Until I started actually trying to analyze the names beyond the fact that the spelling looked cool. Was I naming them that because I liked it, or because it was the right name for them? I realized that names should be age appropriate. I tried to get close to my characters by asking questions of the [fictional] friends/family/acquaintances around them. Did Mom still call him by his childhood nickname? Did she realize that he was grown up now? Was she named after her grandma? How did she feel when that grandma died last year? Do her closest friends call her the same name that her family does? Does he like the stigma/class association that his name comes with?

I realized that a name is a lot more than just a place-marker in an alphabetized list. A name is your title, your label, your demise, your cover, your true face, your past, your expectations…

And then another realization: a name can mean something to you that you never communicate to your reader. This isn’t a bad thing. There are hundreds of hours of research and backstory and scene-telling and all else that never makes it into the final draft. What matters is the understanding and the nuance that it gives to you to be able to write.

Maybe your readers will never know that Trish was named after her Grandma Patricia. But it’s the extra layer that reminds you of Trish’s close bond with her family. Maybe they won’t know that Elizabeth’s childhood nickname of “Liz” turned into taunts of “Lizzy, lousy, lazy” in middle school (Little Town On The Prairie, anyone?). But you know that she can’t stand the boy next door for calling her that “Liz”, even though he doesn’t know.

Maybe this is why writing can feel so selfish sometimes? Because it’s like we are sharing secrets with ourselves–one of those hundred little things that’s an in-joke with yours truly.

So, how do you choose your character names? What goes into the consideration of a name?

…Are you past the A’s?

As a postscript:

I’ve really enjoyed using some of the name lists online as a research base for many of my names. Here are a few…

behindthename.com

Pros: The name entries are very detailed, with diminutive, feminine/masculine versions of the names, a detailed history, instant popularity stats by country, etc. The site also features many different name lists by meaning, ethnicity, color, theme. It also has popularity lists by year for many different countries.

Cons: The detailed histories/explanation behind the name aren’t very concise.

(For surnames, you can check out their related website: surnames.behindthename.com)

babynames.com

Pros: Simple explanations, popularity lists, some name lists (including ethnicity ones).

Cons: Too simple? It doesn’t have all the detail level like behindthename does.

wolframalpha.com

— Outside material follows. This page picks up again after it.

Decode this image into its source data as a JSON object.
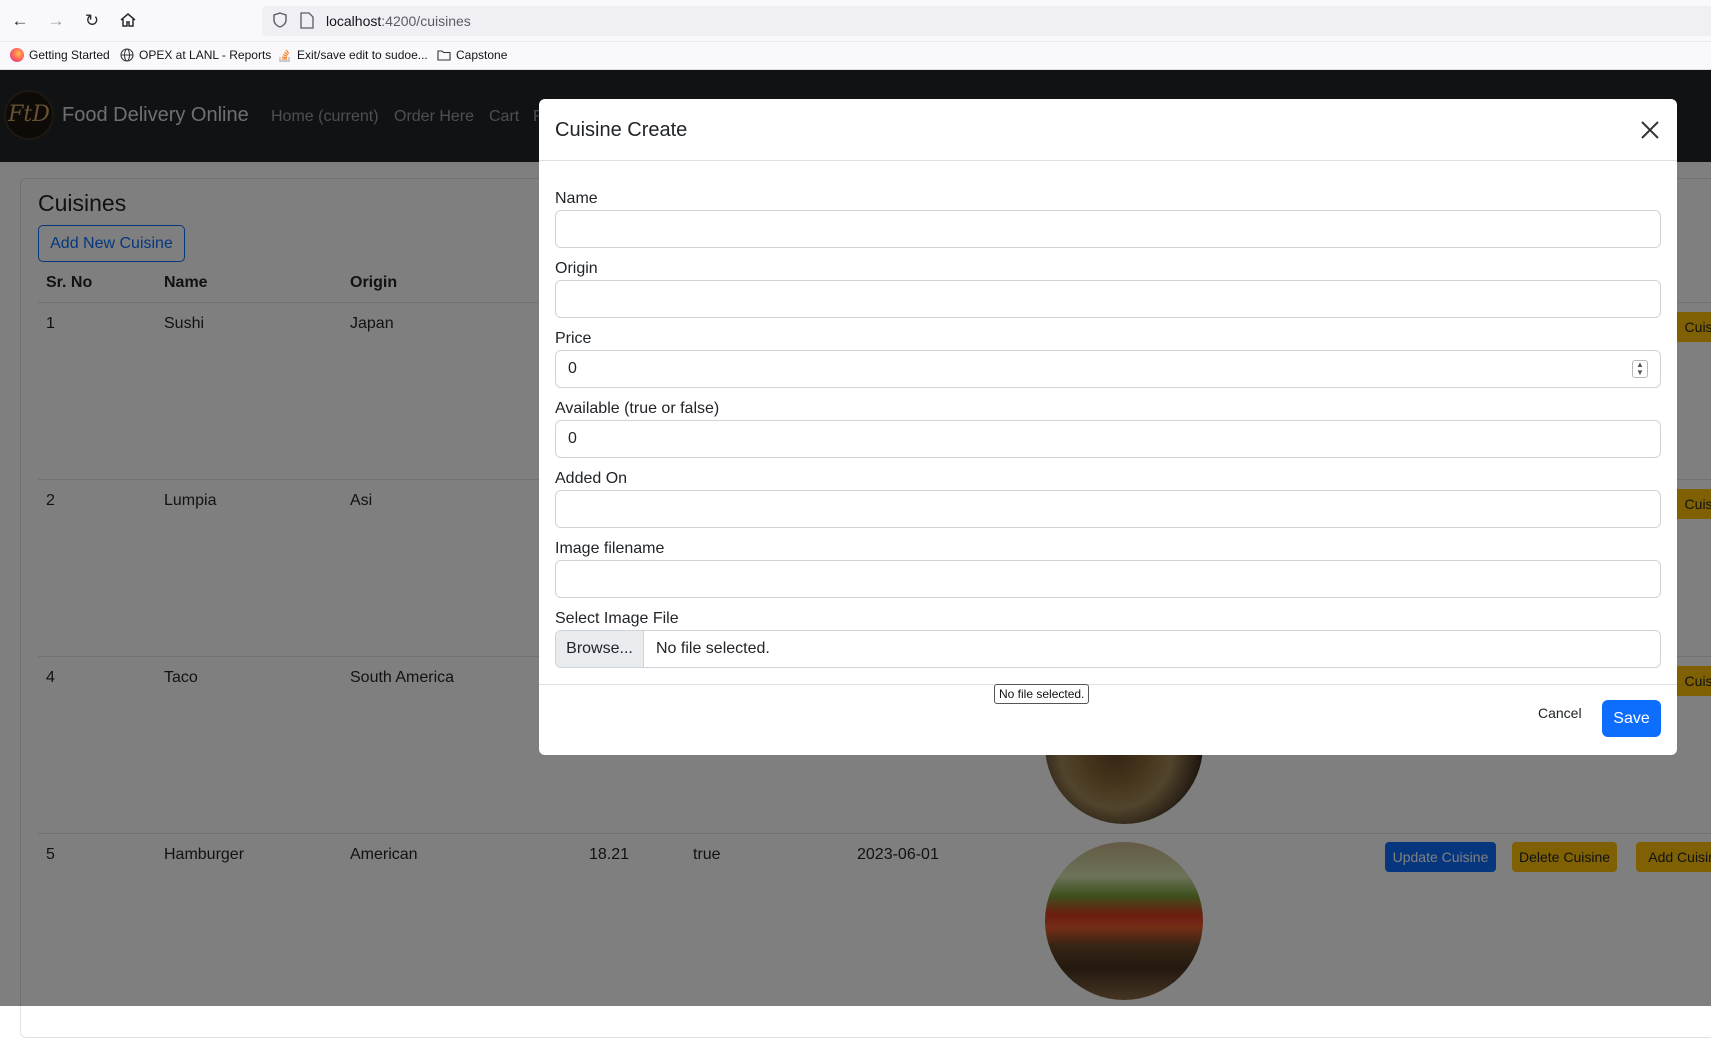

This isn’t a name generator. But this is a great place to learn about a name. For a stat geek like me: the rank, most common age, history for US births…I love it. It’s a good place to find alternates of a name you like, and also to check what age your name is currently associated with. You can do this for surnames, also.

What do you use to help you find names?